How is Fecal Incontinence Diagnosed?
After questions are asked, symptoms charted and a physical examination is completed, your doctor may order a series of tests to correctly diagnose fecal incontinence. These tests may include:
Anal Ultrasound: This test specifically pinpoints the anus and rectum. Sound waves form an image of the sphincter muscles.
Anal Manometry: An inflated balloon and pressure sensors check rectal sensitivity and function, along with sphincter muscle tightness.
Magnetic Resonance Imaging (MRI): Magnets and radio waves produce images of soft internal issues and organs.
Anal Electromyography (Anal EMG): This checks the health and electrical activity of the pelvic floor nerves and muscles, translating those into images and sounds.
Defecography: An x-ray of the area surrounding the anus and rectum indicates the patient’s ability to hold and void stool. It also shows any structural damage in the rectum, pelvic floor and anus.
Flexible Sigmoidoscopy or Colonoscopy: Similar to a regular colonoscopy, this test concentrates only on the lower colon and rectum to check for fecal incontinence. In some cases, if necessary, a small piece of tissue is harvested for a biopsy.
Fecal Incontinence Treatment
Diet: About 20 to 25 grams of fiber, along with plenty of water should slowly be introduced into the diet to counteract diarrhea and constipation. It’s always best to get fiber from natural sources, but there are plenty of flavored and unflavored fiber supplements on the market. We’ve come a long way from the phlegmy, thick, pasty drinks. Keeping a diary of foods that can aggravate incontinence is always a good idea too.
Bowel Training: It can take a few weeks to several months, but training your body to obey you by having bowel movements at certain times of the day can help minimize fecal incontinence.
Medication: If chronic diarrhea is a problem, bulk laxatives can help for more controllable and solid bowel movements.
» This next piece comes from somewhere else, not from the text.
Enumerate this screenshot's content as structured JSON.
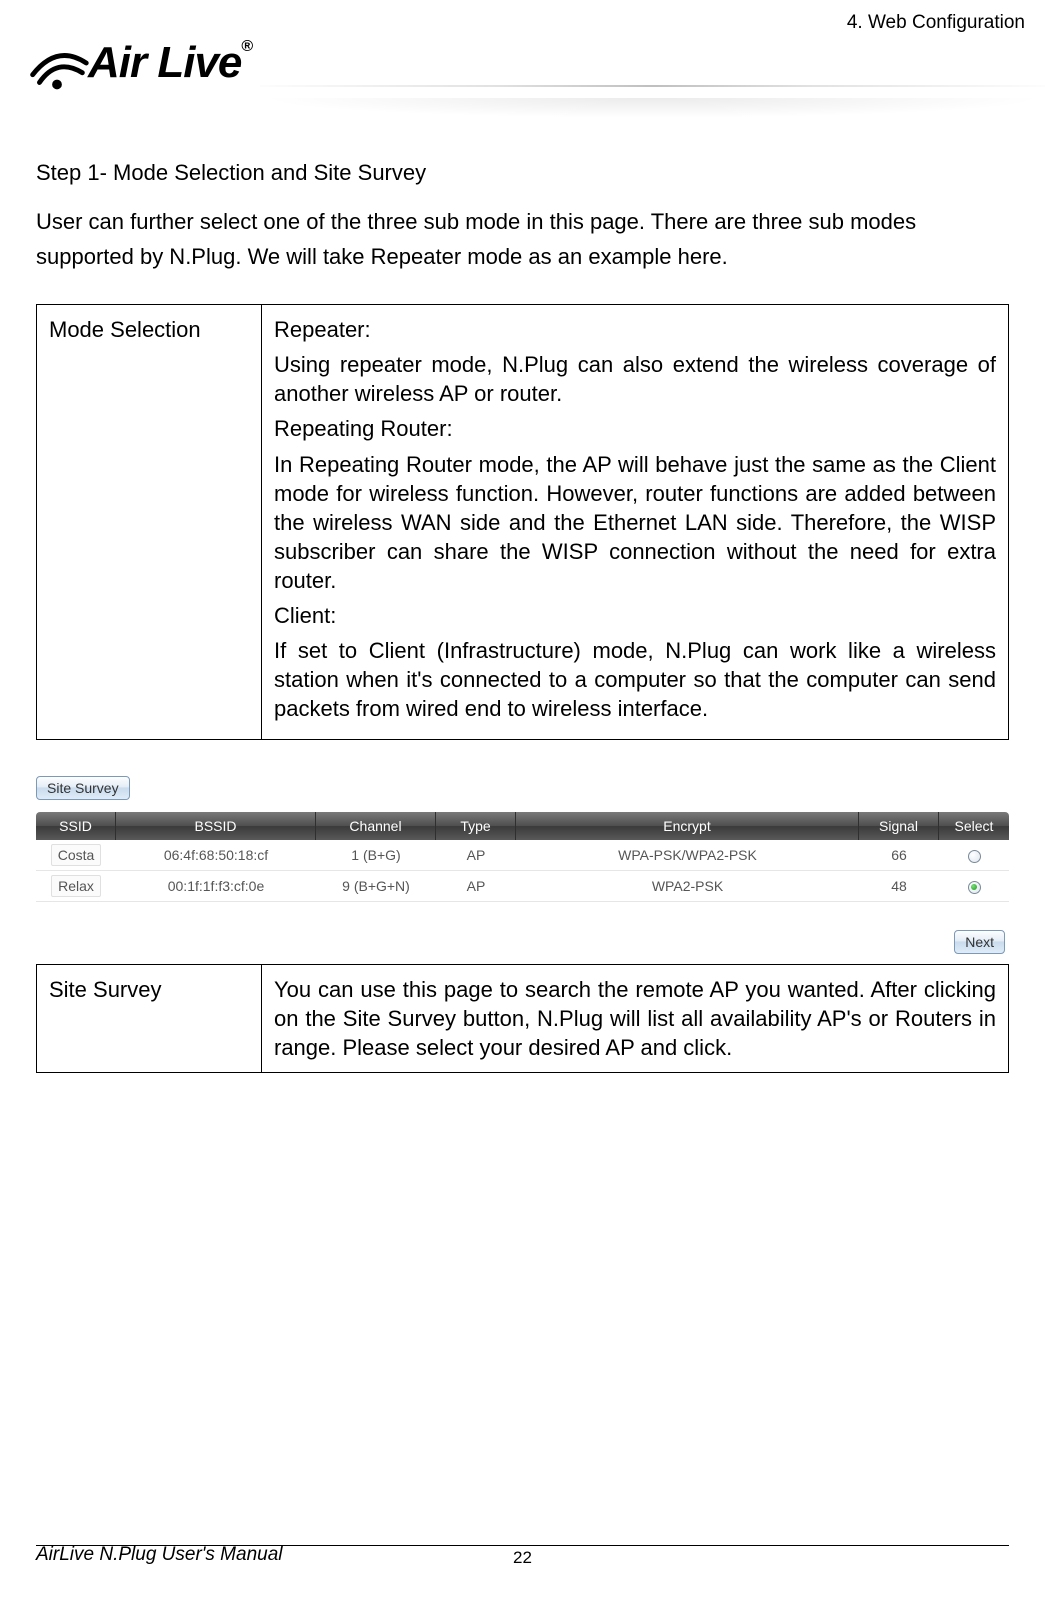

Antidiarrheal medications may also be prescribed.
Pelvic Floor Exercise and Biofeedback: Exercises targeted to strengthen the muscles on the pelvic floor by squeezing and relaxing can help with bowel function and control. Biofeedback, using sensors can make sure the correct muscles are pinpointed.
Surgery: Surgery is usually reserved as a final option, but when all other forms of treatment prove ineffective, it may be necessary. If so, you’ll receive a detailed description of all you need to know about the procedure and any possible risks associated with it.
You Don’t Have to Suffer
You don’t have to suffer with fecal incontinence. It can almost always be corrected with non-invasive methods. Sometimes, a more aggressive approach may be needed, but in almost all cases, the problem can be fixed.